Some thought must be applied to helping the clients reach their goals through your station. Now days most stations will have a Creative services Director or Production Director that is handling production for several stations within the cluster. They are often over-worked and time management becomes the issue as it relates to how much effort is put into the Production. Stations that utilize the actual on-air announcers often get the “I got it done” type production. With most announcers doing production is like as asking a Gourmet Chef to wash the dishes after the meal.
If the announcer does not take the same pride in doing spots as they do being on an air shift, it is not going to be effective for the client or the sound of the station in the breaks.
Production is very important to URBAN radio because it is a make or break situation as it relates to the Revenue generation and the perception of the Station through it’s imaging with the audience.
In using a SINGLE Production Director for all production on the station you are still relegated to (that) persons skill set and or voice and you can easily run into burning out the sound. Example: you have the same voice and Producer producing competitive spots, same voice doing the Chevy Dealer spots and doing the Ford dealer spots often in the same stop set.
There was a time in Radio where the announcer pulled carts and determined the order in which they ran, like spots with high production and or music would run first in the break and dry voice or outside produced spots ran later in the break to salvage the Tune out factor. Like, station Promo is the first element in the break etc. But research shows that listeners do not distinguish between promos and spots, to them it is still a commercial and they will tune out Physically or Psychologically after the (3rd) element starts. This a fact as it relates to listener behavior. So “it is important” to always put your best efforts first in all things produced.

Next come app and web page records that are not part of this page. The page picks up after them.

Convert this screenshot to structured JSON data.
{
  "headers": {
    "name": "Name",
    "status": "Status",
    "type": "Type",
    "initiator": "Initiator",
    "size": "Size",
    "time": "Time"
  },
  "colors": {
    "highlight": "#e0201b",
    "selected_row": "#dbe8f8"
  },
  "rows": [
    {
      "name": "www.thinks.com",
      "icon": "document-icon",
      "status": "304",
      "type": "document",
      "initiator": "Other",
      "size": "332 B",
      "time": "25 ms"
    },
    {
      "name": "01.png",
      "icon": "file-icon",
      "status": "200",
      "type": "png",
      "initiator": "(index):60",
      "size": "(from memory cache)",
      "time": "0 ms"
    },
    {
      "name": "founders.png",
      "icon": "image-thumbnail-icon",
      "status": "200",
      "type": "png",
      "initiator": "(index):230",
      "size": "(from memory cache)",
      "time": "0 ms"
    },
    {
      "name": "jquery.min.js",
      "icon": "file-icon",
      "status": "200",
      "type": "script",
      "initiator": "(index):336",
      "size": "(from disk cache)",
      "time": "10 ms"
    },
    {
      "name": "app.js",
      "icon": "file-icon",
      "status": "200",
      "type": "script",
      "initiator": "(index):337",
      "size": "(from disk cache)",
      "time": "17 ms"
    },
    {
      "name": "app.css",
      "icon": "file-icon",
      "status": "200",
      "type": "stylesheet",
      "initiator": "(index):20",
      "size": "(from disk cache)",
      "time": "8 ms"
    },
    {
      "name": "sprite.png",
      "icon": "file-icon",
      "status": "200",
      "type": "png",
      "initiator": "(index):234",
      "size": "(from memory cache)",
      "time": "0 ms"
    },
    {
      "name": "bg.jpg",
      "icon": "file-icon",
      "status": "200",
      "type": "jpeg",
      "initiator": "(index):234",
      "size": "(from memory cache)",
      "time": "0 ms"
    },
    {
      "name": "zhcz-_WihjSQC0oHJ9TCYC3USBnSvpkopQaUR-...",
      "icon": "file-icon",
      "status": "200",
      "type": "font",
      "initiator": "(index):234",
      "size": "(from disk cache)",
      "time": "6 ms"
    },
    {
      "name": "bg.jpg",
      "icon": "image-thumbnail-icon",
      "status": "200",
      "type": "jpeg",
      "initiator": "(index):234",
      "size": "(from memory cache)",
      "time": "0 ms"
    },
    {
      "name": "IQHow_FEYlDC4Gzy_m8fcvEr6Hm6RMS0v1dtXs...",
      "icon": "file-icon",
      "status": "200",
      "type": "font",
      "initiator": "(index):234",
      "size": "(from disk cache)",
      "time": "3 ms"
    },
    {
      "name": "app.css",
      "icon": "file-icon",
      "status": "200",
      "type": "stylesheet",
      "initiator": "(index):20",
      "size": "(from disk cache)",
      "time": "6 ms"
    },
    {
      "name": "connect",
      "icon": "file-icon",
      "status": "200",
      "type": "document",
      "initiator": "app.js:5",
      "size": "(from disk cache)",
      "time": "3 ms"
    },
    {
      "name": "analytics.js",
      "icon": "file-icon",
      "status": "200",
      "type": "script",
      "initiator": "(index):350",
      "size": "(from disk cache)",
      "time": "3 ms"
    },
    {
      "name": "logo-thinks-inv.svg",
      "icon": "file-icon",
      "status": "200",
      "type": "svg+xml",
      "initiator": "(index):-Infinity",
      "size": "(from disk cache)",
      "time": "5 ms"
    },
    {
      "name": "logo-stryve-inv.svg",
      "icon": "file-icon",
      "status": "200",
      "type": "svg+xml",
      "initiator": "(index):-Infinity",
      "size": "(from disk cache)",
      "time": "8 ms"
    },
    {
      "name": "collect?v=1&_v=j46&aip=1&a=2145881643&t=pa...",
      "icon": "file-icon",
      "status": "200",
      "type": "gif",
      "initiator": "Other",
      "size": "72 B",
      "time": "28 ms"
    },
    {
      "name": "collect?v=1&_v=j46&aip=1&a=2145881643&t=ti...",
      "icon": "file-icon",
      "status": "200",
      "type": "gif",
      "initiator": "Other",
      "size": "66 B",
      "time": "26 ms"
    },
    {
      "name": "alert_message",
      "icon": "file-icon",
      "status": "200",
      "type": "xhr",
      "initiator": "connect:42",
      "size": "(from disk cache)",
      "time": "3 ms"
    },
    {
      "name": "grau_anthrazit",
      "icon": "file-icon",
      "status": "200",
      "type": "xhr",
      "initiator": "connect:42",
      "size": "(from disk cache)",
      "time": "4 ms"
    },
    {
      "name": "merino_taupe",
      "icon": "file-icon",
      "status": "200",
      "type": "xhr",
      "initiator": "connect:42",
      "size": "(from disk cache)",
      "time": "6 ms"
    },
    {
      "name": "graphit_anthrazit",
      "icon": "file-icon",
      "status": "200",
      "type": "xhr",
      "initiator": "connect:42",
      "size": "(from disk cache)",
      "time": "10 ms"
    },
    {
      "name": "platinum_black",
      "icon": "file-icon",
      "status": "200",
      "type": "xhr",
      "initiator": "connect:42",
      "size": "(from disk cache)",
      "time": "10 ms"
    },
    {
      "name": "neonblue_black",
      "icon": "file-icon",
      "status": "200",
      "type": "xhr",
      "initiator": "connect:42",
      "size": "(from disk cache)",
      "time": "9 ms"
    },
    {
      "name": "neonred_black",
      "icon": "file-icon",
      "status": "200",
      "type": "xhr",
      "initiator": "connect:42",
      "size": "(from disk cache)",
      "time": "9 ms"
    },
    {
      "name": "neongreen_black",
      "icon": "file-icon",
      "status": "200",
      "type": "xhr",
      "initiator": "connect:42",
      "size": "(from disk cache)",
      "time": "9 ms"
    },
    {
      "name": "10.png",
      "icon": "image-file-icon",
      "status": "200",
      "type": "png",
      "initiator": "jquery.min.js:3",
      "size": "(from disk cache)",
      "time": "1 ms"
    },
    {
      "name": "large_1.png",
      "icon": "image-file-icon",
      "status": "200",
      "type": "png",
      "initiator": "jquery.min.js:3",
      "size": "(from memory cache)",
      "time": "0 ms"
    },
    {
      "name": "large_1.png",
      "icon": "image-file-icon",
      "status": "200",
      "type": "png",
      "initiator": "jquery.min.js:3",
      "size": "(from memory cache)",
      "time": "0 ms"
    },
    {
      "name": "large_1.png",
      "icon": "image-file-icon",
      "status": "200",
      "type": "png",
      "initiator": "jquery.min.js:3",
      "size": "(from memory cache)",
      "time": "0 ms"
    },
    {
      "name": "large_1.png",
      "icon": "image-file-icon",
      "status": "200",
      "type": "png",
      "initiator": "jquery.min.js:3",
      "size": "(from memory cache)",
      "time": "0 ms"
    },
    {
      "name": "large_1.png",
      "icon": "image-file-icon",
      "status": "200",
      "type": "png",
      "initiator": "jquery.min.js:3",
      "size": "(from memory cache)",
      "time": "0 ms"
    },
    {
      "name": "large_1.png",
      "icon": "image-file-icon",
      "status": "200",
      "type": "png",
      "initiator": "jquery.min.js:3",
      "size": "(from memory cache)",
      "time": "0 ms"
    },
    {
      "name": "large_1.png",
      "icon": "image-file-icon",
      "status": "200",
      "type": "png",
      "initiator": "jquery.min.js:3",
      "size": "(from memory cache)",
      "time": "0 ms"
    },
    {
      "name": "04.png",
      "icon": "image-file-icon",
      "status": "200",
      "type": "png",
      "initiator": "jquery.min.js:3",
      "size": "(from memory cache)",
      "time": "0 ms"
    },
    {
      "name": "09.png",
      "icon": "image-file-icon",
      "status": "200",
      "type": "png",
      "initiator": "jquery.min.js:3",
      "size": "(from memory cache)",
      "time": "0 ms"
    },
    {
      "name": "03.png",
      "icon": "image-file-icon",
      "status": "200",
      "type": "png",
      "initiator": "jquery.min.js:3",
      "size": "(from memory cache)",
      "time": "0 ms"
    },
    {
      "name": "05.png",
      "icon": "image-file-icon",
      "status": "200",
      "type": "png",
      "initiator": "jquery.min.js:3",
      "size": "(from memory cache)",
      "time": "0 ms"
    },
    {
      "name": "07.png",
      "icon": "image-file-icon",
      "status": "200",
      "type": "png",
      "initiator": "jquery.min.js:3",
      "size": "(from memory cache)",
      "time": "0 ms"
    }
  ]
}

First rule of thought in production is (it is recorded), so there is no excuse to mess up! Get it right before it goes to air! We all understand making a mistake live on air but there is no excuses on mistakes in prerecorded audio (wtf).
Stations will always seek an outside voice for imaging but will lackadaisically approach spot production for local advertisers or in-house produced spots. Stations will not invest in high-quality Production equipment/software and format relative sfx library or production music beds and elements even at the behest of the Production Directors request!
As radio is faced with disruptive technology we do not have many chances to get it right for the clients because clients have more options on how to reach their consumers where/how they live or use electronic media. Just remember that PRODUCTION is a MAJOR part of what we do to keep folk tuned in and to keep clients coming back so put your best effort forward every time.